In the United States the highest elective office a transperson has yet to successfully achieve is Kim Coca Iwamoto's election in 2006 to the Hawaii State Board of Education.
Others have attempted to get elected to state legislatures or large city councils but have not been successful in doing so.
We now have an opportunity presented to us in this election cycle in which we have three well qualified candidates posed to break through an electoral glass ceiling.
It'll be to paraphrase astronaut Neil Armstrong, one small historic step for those individuals, but one giant leap for the transgender community's striving for attainment of the next phase of political power and legitimacy.
Brittany Novotny in Oklahoma, Dr. Dana Beyer in Maryland and California's Victoria Kolakowski are currently running campaigns to secure elective offices that no open trans persons have achieved before.
While Novotny and Beyer are seeking state legislative seats, Kolakowski is seeking one that is just as important in a county judgeship.
In order to achieve the dream of congressional representation, we will not only have to continue to participate in party politics at the precinct level, we will have to start donating to campaigns as well.
And contrary to public perceptions, it doesn't take megabucks to do so to amass a political war chest that will allow you to run a quality campaign.
Remember the 2008 presidential campaign when the trans community set up an ActBlue page that raised over $10K for the Obama campaign basically on $5, $10 and $20 donations?
I believe and have no doubts that ActBlue page is one of the reasons factoring into why we've had some fantastic gains for trans people come out of this White House.
So why don't we apply the same principle to helping trans candidates get into judicial, state legislative seats, and large city council ones?
The reason is because state political party orgs look for congressional candidates who are large city council members, state legislators, and judges.
Many of those candidates tend to be elected county wide or city wide. That establishes for the parties and the people who fund heir campaigns their electoral viability while giving them experience in crafting legislation and providing constituent services at a local level.
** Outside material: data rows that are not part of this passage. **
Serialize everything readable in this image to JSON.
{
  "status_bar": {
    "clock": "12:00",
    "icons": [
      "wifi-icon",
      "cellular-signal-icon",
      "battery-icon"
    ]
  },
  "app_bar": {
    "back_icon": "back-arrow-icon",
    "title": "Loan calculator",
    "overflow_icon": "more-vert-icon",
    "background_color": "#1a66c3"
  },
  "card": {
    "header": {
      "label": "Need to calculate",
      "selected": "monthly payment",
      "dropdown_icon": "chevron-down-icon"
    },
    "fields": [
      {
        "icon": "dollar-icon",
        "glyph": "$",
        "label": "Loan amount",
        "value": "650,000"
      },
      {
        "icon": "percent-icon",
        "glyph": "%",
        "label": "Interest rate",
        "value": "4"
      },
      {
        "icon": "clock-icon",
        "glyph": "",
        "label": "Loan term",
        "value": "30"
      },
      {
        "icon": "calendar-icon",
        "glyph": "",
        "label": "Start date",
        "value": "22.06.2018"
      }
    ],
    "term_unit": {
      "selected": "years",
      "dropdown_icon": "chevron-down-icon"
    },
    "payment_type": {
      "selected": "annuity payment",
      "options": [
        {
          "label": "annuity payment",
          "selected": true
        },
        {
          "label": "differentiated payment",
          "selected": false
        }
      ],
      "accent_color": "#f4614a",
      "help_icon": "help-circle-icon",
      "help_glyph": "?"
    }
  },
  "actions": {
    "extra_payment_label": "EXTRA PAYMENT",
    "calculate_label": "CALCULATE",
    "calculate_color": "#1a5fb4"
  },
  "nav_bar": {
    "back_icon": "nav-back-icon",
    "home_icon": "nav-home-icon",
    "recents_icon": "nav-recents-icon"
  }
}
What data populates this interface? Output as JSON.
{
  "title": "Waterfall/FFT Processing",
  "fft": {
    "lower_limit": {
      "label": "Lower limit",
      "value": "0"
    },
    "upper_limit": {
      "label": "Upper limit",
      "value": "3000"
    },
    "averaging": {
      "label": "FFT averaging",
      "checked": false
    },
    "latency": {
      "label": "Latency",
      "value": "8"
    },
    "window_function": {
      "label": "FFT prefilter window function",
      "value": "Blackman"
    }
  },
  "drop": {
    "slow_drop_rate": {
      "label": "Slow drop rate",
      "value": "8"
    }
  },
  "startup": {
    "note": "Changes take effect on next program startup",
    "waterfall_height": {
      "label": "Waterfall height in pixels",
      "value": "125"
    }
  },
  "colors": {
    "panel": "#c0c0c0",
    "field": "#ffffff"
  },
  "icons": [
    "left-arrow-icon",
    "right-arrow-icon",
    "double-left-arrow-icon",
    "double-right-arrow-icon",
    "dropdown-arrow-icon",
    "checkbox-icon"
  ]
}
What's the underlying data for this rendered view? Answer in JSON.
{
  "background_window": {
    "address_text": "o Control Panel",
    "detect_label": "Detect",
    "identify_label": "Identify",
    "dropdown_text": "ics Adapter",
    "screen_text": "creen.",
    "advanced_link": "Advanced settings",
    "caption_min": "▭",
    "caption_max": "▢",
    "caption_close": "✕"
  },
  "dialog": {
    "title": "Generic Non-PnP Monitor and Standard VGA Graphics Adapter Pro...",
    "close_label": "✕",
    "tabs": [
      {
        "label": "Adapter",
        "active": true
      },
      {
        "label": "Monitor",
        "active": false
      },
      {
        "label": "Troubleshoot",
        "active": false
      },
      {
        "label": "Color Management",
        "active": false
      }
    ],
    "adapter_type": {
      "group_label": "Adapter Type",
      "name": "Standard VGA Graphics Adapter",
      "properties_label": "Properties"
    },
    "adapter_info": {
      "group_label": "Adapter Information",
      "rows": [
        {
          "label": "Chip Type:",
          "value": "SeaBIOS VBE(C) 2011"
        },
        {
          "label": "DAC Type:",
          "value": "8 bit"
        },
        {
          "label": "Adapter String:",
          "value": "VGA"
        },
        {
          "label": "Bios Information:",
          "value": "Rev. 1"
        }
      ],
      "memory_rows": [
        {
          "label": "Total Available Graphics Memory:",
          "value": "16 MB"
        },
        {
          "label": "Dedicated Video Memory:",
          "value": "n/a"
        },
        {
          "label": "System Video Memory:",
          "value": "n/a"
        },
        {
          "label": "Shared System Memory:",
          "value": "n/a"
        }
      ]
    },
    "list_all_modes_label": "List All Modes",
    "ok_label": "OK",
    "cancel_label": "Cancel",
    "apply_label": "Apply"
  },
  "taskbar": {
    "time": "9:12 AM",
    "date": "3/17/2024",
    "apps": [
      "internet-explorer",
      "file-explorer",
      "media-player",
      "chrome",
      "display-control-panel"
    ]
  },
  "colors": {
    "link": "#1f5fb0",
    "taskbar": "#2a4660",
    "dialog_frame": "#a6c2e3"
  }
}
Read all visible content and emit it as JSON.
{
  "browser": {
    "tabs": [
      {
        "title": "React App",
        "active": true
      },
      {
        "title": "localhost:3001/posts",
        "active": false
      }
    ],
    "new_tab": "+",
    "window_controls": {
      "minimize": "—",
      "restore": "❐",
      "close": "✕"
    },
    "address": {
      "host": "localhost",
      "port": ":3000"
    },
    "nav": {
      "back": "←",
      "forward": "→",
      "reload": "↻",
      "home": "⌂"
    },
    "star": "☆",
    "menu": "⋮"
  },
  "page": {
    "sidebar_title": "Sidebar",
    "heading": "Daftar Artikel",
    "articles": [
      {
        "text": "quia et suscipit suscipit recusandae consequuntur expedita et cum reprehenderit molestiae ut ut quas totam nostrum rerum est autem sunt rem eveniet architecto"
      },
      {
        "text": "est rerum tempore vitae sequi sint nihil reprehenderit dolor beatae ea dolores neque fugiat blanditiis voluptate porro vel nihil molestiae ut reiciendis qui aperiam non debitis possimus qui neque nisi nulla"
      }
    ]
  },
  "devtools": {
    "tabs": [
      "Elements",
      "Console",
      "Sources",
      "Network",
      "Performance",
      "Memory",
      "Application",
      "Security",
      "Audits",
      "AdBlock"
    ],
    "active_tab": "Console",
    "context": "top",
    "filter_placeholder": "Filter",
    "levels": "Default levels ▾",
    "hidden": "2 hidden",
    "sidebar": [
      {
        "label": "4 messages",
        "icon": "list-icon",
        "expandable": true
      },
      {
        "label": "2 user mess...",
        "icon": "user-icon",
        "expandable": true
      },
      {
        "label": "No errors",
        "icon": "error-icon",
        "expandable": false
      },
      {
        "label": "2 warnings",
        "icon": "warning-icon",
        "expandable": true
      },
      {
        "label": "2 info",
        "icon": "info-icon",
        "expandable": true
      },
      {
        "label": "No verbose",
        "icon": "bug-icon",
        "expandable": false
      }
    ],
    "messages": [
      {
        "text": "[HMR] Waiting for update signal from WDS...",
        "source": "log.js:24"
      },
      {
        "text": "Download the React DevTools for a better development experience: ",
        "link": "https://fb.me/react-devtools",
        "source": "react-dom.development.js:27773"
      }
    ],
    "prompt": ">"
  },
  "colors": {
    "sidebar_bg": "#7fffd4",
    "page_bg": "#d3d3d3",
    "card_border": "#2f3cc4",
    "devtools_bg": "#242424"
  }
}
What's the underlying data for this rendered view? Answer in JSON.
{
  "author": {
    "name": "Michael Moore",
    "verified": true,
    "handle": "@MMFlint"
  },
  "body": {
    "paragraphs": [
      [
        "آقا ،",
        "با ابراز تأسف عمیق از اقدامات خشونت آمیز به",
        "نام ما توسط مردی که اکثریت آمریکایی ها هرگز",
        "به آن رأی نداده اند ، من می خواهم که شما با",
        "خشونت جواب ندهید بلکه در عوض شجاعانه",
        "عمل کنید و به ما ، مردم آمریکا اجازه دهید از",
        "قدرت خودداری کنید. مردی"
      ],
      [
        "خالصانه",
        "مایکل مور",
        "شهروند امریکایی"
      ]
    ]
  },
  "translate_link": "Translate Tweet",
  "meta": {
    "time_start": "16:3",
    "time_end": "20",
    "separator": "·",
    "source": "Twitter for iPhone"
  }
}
In order for us to speed up the day when one of our own stands on the House floor making a speech about our issues and many others on C-SPAN, we'll have to dig into our pockets and purses to help provide the financial support necessary to give them the opportunity to serve us in the first place.
And it goes without saying what else you'll need to do to make that happen as well. Register to vote and participate in every election.